Unveiled on Monday, October 12, the “Objective 100,000 terminals” program introduces a series of unprecedented measures to electrify the automotive market.
Targeting one million vehicles in circulation by the end of the five-year term, the government wants to give electricity a new boost. “We are going to play on two levers: to facilitate the acquisition of an electric vehicle, and to facilitate its use” indicated the Minister of Ecological Transition Barbara Pompili during a press conference organized this Monday, October 12 in Paris.
Expanded aid for charging stations
Ambitioning to deploy 100,000 charging points open to the public in France by the end of 2021, the government has announced the strengthening of ADVIR, a funding program dedicated to charging stations launched in 2016. Led by Avere France and financed through energy saving certificates (CEE), this enables up to 60% of the cost of terminals open to the public to be covered. Hitherto limited to € 2,000, aid can now go up to € 9,000 in the case of a charging station with a power greater than 50 kW. Grid connection costs will also be covered up to 75% until December 31, 2021.
For fast charging, the government is mobilizing an envelope of 100 million euros to speed up deployments on the national road network. “This is to support charging stations made up of at least 4, 6 or 8 charging points of 150 kW”, details the ministry’s press release. Recently interviewed by Le Parisien, the Minister of Transport, Jean-Baptiste Djebbari, mentioned a target of 500 charging stations deployed along the main roads.
Beyond direct aid, the government also intends to play on other levers. In order to encourage fuel distributors to equip themselves, the finance bill for 2021 plans to integrate green electricity distributed by charging stations into the objectives of incorporating renewable energies at service stations.
Without providing details, the government finally specifies that specific aid will be allocated for the retrofitting of existing terminals. “The objective is to upgrade part of the network installed several years ago, by making them interoperable in particular,” underlines the ministry’s statement.
A reduced bonus but extended to used electric cars
In terms of acquisition aid, the government will lower the amount of the bonus from January 1, 2021. For an individual, the maximum aid for the purchase of an electric car will drop from € 7,000 to € 6,000. and that of a plug-in hybrid car from 2000 to 1000 €. The only exception: the overseas departments which will benefit from an additional bonus of € 1,000. Interesting point: the government is already planning for 2022, announcing a further reduction in the scale of € 1,000 by this time.
For electric cars and used utility vehicles, an unprecedented premium will be created. Set at € 1,000 and accessible to everyone, it may be supplemented by the conversion bonus in the event of the scrapping of an old petrol or diesel vehicle.
As for the conversion bonus, the scale will remain identical to that introduced in August. The only difference: the exclusion of vehicles classified Crit’Air 2, ie all diesel vehicles.
Other measures under study

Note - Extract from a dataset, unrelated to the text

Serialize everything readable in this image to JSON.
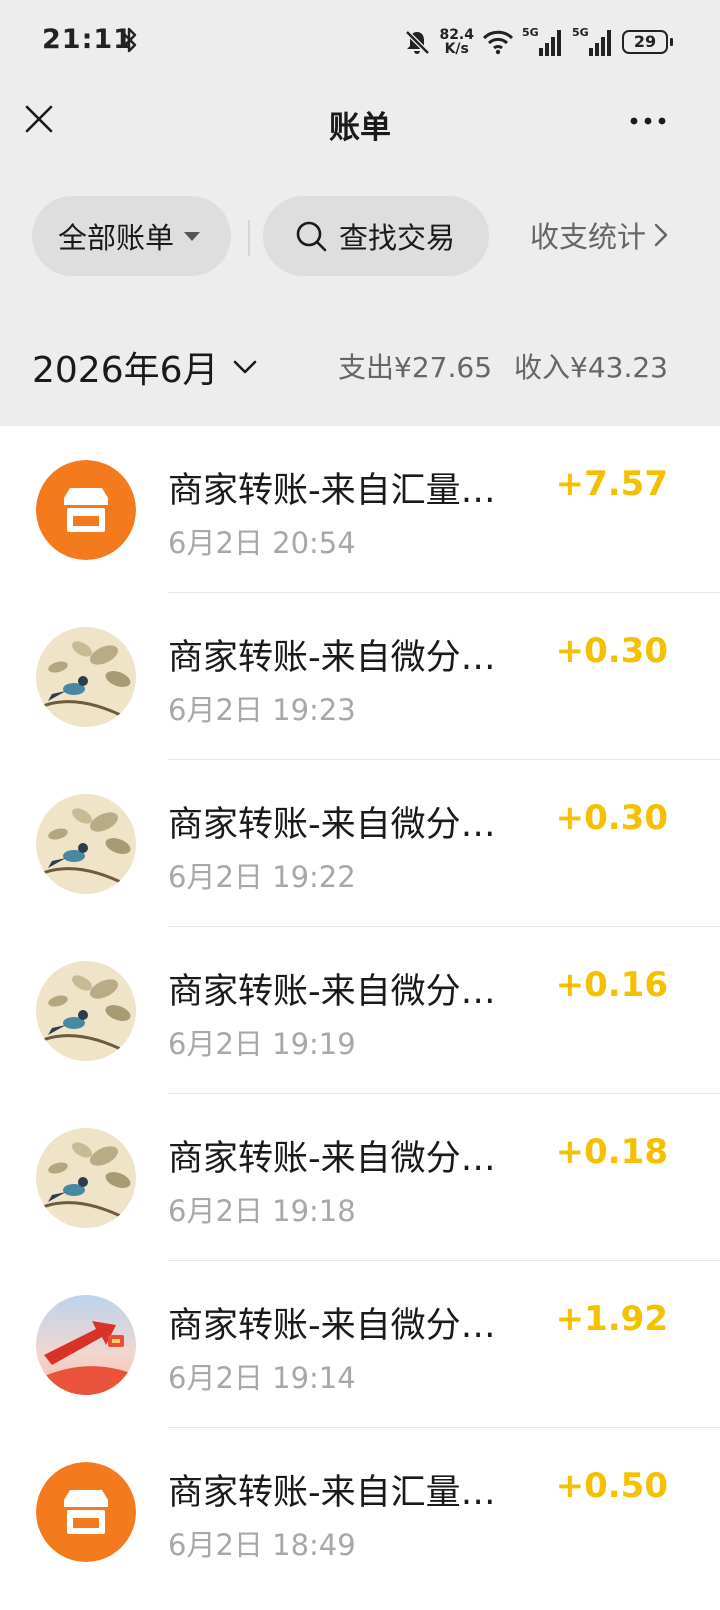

In connection with the proposals of the Citizen’s Climate Convention formulated last June, the government is also studying other measures. Among these is a micro-credit system with state guarantee intended to support the poorest households. “The mechanism is being studied with a view to putting it in place in early 2021,” the government said.
The government is also discussing the evolution of taxation on insurance contracts for electric vehicles, a new tax scale for mileage allowances taking into account CO2 emissions or the implementation of LLD solutions dedicated to communities. A set of provisions that will be detailed over the coming months.
If the implementation of this new battery of measures for charging stations is good news, it is doubtful that the government will achieve the 100,000 public charging points promised for the end of 2021.
According to the latest Avere barometer, France had nearly 30,000 charging points open to the public in July. Managing to open 70,000 charging points in 18 months is more than a daring gamble. Between the identification of land, the selection of suppliers and the launch of public contracts, the deployment of a charging network is not a snap. Above all, it must result from a real work of reflection to better define the uses. The idea is not only to deploy charging stations but to install them in the right place and with the right technical configuration.